This Chief Volunteer Officer position is no joke. They lead the group that has serious legal and fiduciary responsibilities, among other things. So as you’re gearing up for your next leadership transition, be intentional about setting them up for success.  This can mean the difference between positive, exhilarating mission impact and a ruined reputation, or worse.

Strong leadership matters. We can’t assume everyone is fully equipped to step into the Board President role, regardless of how enthusiastic they are. And yet when I ask CEOs how they are orienting their next Board President, the majority of the time I get a blank stare. At best I hear, “Well, she’s been Vice President so she knows what it’s all about.”

Without a strong leader who has been oriented to the position, you risk:

* Ineffective meetings
* Poor engagement by the rest of the board
* Little accountability
* Weak committees
* Poor attendance
* Lack of a teamwork culture
* Burn out
* Poor reputation, etc.

Remember – this is a partnership between staff and board. Let’s treat it as a leadership development opportunity.

When you take 3 steps toward coaching up the Board President, you can achieve a high performing board with a positive culture.

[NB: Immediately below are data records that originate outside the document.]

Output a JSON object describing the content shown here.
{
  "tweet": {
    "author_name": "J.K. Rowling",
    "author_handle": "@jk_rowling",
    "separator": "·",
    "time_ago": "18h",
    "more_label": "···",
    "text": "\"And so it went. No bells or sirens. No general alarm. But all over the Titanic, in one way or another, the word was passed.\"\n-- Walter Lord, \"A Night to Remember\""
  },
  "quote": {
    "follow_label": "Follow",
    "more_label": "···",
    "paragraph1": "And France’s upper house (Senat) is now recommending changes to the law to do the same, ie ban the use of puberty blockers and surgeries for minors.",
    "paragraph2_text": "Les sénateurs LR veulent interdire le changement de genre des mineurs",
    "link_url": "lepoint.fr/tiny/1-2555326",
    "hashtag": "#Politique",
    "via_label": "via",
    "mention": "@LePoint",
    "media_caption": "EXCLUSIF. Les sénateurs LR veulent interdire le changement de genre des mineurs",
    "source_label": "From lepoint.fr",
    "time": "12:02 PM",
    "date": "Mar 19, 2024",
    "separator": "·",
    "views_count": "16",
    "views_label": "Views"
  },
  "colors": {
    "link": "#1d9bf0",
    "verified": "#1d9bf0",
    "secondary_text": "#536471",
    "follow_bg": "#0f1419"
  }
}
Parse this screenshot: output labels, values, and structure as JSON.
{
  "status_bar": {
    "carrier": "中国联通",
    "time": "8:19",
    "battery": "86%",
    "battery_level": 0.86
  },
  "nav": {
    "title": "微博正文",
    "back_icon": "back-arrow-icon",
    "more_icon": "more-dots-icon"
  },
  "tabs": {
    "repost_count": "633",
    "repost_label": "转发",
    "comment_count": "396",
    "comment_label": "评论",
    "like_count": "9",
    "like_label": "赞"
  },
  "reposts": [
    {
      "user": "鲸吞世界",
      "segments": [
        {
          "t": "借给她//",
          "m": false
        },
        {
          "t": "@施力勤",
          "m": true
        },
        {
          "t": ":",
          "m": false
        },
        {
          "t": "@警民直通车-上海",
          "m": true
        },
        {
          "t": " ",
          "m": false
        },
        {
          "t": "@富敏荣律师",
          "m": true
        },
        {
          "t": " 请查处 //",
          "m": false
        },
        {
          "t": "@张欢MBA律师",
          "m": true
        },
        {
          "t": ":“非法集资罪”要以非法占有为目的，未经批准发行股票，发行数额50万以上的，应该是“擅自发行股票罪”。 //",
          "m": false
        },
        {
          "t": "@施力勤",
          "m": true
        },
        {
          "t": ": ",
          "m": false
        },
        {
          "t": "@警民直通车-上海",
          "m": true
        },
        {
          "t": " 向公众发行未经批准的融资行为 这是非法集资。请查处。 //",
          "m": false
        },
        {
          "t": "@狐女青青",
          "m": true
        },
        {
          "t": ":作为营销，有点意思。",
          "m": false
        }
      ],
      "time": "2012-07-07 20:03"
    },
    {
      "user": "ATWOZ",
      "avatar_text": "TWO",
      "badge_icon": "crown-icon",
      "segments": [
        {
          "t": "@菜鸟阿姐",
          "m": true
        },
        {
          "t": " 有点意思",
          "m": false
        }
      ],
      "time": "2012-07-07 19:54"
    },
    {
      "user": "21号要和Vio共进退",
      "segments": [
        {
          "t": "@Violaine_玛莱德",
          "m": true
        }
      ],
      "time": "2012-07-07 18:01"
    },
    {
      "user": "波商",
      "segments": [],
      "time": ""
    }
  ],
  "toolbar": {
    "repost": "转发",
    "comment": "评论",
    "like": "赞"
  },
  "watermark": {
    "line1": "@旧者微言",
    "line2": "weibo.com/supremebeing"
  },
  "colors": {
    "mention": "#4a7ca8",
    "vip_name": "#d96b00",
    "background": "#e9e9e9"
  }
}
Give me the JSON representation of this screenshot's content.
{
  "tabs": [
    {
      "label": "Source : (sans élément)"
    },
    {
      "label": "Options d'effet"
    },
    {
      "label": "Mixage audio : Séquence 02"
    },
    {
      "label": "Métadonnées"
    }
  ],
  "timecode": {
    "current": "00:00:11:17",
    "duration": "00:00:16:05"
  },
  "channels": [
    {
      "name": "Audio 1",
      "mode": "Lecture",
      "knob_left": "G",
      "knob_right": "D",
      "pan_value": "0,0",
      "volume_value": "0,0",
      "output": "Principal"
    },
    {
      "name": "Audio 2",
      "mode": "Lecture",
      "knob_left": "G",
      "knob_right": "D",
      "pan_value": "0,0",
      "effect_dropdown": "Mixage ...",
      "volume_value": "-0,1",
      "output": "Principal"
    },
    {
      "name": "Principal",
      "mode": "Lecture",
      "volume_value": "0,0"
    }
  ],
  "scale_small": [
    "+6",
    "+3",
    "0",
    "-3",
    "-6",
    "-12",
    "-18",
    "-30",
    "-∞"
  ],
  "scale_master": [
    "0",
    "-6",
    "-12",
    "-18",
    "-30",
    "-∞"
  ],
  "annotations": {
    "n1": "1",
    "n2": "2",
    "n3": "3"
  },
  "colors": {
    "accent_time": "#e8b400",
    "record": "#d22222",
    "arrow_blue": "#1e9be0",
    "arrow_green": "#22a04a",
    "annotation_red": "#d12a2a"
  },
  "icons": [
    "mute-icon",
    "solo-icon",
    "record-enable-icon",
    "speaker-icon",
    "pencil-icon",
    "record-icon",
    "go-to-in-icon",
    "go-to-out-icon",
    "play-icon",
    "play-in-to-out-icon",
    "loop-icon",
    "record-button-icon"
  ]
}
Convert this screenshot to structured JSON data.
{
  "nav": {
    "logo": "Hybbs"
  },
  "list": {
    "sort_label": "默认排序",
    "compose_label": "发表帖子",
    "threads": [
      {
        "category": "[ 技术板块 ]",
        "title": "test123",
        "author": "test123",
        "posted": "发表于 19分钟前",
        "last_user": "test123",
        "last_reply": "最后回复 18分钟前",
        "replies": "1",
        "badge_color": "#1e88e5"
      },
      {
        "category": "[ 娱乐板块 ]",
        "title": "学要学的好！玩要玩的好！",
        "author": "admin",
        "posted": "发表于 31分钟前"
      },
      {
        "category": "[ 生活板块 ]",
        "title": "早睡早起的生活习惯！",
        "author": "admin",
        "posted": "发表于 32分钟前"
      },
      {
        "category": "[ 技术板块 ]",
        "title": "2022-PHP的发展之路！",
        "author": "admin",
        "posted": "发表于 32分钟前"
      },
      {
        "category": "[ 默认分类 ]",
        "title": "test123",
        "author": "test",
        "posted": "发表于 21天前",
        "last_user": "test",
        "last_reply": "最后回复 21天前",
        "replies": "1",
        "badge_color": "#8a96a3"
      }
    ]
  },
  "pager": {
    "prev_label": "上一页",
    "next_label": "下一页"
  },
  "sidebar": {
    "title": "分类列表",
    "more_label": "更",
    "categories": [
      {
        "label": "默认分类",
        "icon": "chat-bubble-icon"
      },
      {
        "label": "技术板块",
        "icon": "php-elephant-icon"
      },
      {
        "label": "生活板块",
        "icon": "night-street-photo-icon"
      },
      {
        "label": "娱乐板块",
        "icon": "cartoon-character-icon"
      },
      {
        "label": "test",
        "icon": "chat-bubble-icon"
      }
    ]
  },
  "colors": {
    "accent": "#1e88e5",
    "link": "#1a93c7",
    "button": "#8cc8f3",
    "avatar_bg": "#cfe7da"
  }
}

1. Before the new Board President starts the position: do a quick inventory of their skills and experience against what is needed for the position. Are they a Fortune 100 CEO? Is this their first nonprofit board experience? Do they have group management experience? Everyone is different and will have different needs.

Then sit with them and have a conversation to share expectations so there are no surprises. Find out what they would like to know more about. Talk about how you would like to work together and discuss communication preferences.

2. Conduct an informal orientation with the outgoing Board President in attendance when possible. There is a lot that goes on behind the scenes that the incoming President may not know about.

Discuss how you build agendas, stay in touch with committee chairs, foster the board-staff partnership, etc. Ask the new Board President to meet with the other Officers to set goals for the year – this is a great first task for a new President!

3. Be sure to follow up with the Board President after their first board meeting to debrief and see how they felt. Set out the plan for the year and be sure to check in periodically, not just on tasks and strategy, but also on how they are adjusting to the new role. Sometimes just being available is all they need.

Hopefully you don’t throw new employees into their positions without some training and orientation. Let’s not do that with our volunteers either. Everyone deserves support and guidance and in this case, the risk to your organization is too great to skip it.